- Soluble Fiber is found in...
- Legumes (beans, lentils)
- Oat bran and oatmeal
- Chia seeds
- Fruits (apples, oranges, pears, strawberries, blueberries)
- Vegetables (cucumbers, celery, carrots)
- Insoluble Fiber is found in...
- Wheat (whole grains, wheat cereals)
- Vegetables (carrots, tomatoes, celery, zucchini, broccoli, cabbage, onions, dark leafy greens, cucumbers)
- Fruits (raisins, grapes, tomatoes)
- Oat bran
- Brown rice
- Skins of fruits and root vegetables (apples, potatoes)
Your body needs both soluble and insoluble fiber, and not all foods have both, so it's important to eat a variety of fruits and vegetables to meet your daily quota. Basically, to increase your fiber intake without looking specifically at the food and its fiber content, follow these tips provided by WebMD:
- Get the recommended amount. You don't have to track it daily, but try it for a few days just to get a feel for how much you're getting now, and what it'd be like to actually get the recommended intake.
- Eat more fruits and vegetables! You can see above where the fiber comes from. If you increase the produce in your diet, you'll be increasing the fiber, as well.
- Eat more whole grains. That way, you're getting the fiber that's hiding in the brain and germ.
- Eat less refined grains. In these, the bran and germ are removed, so you'd miss out on fiber.
- Consider a supplement. Try finding fiber in foods, first. But if all else fails, try out a supplement. Ask your doctor for a recommendation that'd be best for you. Benefiber and Metamucil are popular brands that offer both capsules and powders, so you can choose to take it like a pill, or to mix it into water or food. If you go that route, be sure to not buy flavored varieties or ones with artificial coloring. (Those are bad for other reasons.) The most basic form of fiber you can buy in a bottle would probably be straight-up psyllium husks. Ask your pharmacist!
Want more information?
Some fiber-filled snack ideas:
- Baby carrots and hummus
- Celery sticks and peanut butter
- Apple slices and peanut butter
- Trail mix: almonds, walnuts, raisins (or any of those all by itself!)
- Yogurt with flaxseed
- Dried fruit (like apricots, prunes)
Other favorite fiber friends of mine:
- Sweet potatoes
- Whole wheat pasta, tortillas, pita, English muffins
- Brown rice
Try some of these websites, which have great tips on how to fit more fiber into your diet!
- Fiber Content Chart - lists a zillion foods with the grams and calories per serving
- Food Combos with 10 grams of fiber
- A chart of high-fiber foods with serving size and grams

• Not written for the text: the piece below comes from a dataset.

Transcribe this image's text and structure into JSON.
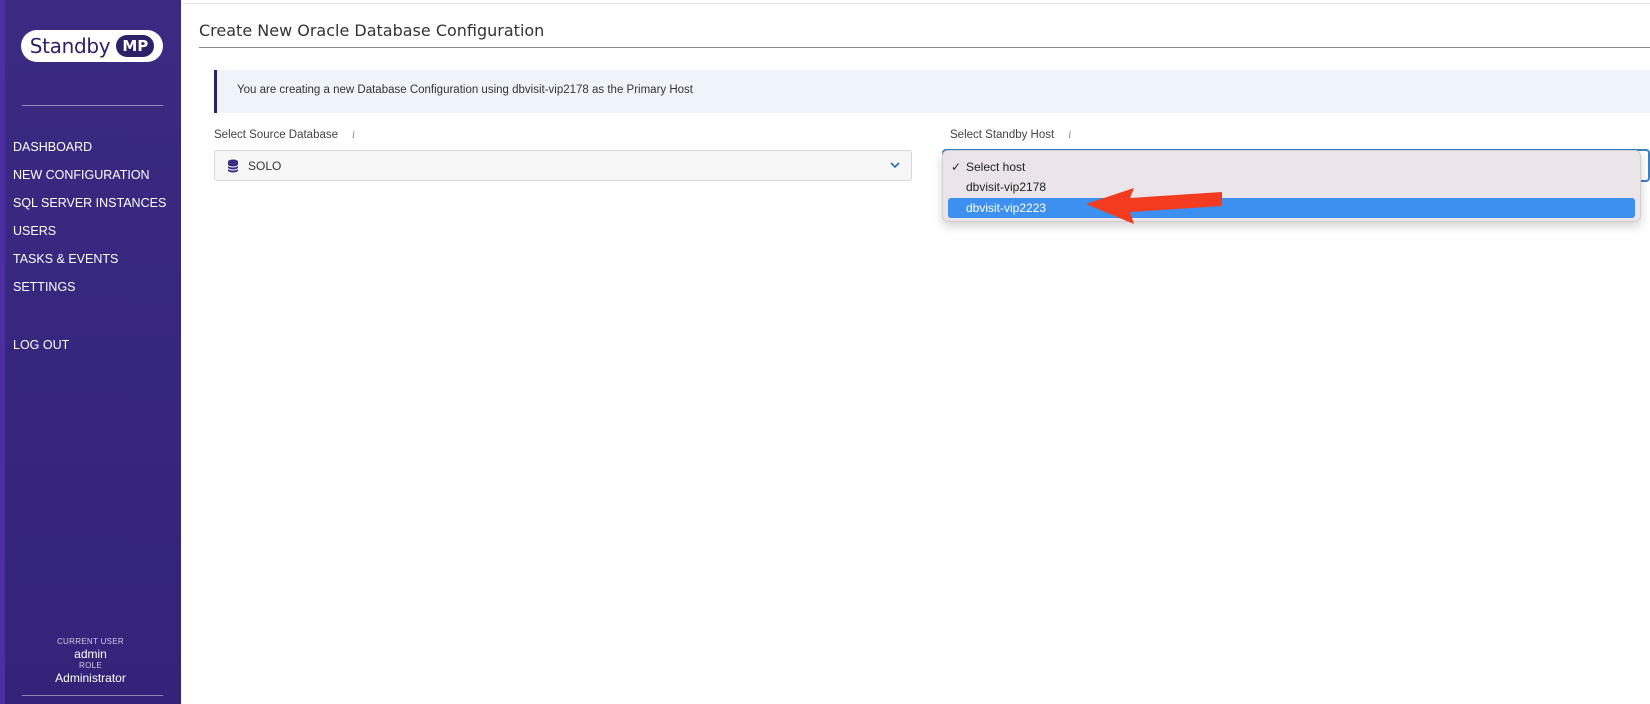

- A slideshow of fiber-filled foods
- Fitsugar has some gluten-free options
OK, so do you get what all the hype is about now? Maybe you knew this. Maybe you eat lots of these fruits, vegetables, and grains already. Are they adding up to 25 or 30 grams each day? Which of your favorites can you eat more of? What new foods might you want to start eating? Dare you to start incorporating more of these foods into your diet, TODAY!